471 Jefferson, in the middle of the radiating galleries in the Museum of Westward Expansion. CLUI photoOne grand exception is the Chain of Rocks Park, located at the north end of this waterfront transect between the interstate beltway. The Chain of Rocks is a shallow part of the river, where the river widens, and a limestone ledge breaks the surface. A canal on the Illinois side of the river allows boat traffic around these low rapids. The bridge that was constructed here in 1929 was a famous toll bridge for cars along Route 66, and closed in the 1960s. The bridge is also unique for having a turn, 22 degrees, along its span, in the middle of the river. It also provides a view of the old water intake structures for the water supply of the city. In 1999, it was reopened and is now the second longest pedestrian and bicycle-only bridge in the nation. Lined with historical plaques, it is part of the new Confluence Greenway, a large scale conservation, heritage, and recreation redevelopment program, that is connecting the site of the confluence of the Missouri and Mississippi, several miles north of the bridge, and downtown, using the new bike trail along the river’s flood wall. At the river confluence itself, a major park and recreation area is being established. The city is discovering its riverness afterall.

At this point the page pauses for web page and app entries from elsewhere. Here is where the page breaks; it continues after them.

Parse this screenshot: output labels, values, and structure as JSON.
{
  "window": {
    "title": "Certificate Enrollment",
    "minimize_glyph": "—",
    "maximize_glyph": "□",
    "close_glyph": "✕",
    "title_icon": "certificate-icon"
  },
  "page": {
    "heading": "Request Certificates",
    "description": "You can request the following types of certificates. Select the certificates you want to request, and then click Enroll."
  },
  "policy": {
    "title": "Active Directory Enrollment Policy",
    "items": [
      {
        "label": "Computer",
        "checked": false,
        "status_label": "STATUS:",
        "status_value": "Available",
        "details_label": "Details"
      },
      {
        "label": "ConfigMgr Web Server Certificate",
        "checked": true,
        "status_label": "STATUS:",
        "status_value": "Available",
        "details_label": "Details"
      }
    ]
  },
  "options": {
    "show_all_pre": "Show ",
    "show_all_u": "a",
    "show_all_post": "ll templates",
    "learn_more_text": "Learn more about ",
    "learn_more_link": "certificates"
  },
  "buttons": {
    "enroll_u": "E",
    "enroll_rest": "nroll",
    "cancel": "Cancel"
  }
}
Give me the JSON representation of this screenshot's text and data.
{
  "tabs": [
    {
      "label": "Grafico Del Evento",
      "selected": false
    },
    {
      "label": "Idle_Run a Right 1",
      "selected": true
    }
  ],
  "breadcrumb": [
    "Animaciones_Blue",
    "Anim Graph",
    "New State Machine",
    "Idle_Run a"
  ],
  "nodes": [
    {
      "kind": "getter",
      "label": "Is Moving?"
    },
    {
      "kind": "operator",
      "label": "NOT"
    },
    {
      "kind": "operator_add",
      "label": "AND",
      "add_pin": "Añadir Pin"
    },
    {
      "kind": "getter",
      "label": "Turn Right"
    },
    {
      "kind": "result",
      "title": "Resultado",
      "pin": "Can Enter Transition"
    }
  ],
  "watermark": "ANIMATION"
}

472 One of the gates in the floodwall that separates the city from the river, for better and for worse. CLUI photo
473 The municipal water supply intake in the Mississippi, on the left, upstream of the city, visible on the right, as seen from the Chain of Rocks Bridge. CLUI photo

474 Sign at the Confluence Greenway. CLUI photo

475 Field trip having lunch on the Town Mound at Times Beach. CLUI photoThis report on St. Louis was made possible by the “Looking for St. Louis” program, organized by the CLUI and Jane Wolff of Washington University. The program included a two day investigative tour of the city, led by the Center’s Matthew Coolidge. Thanks especially to Dave Larson of the Tyson Research Center, Robert Cassily, and Mark Bussen, of Bussen Quarries for their help, opening their land up for us.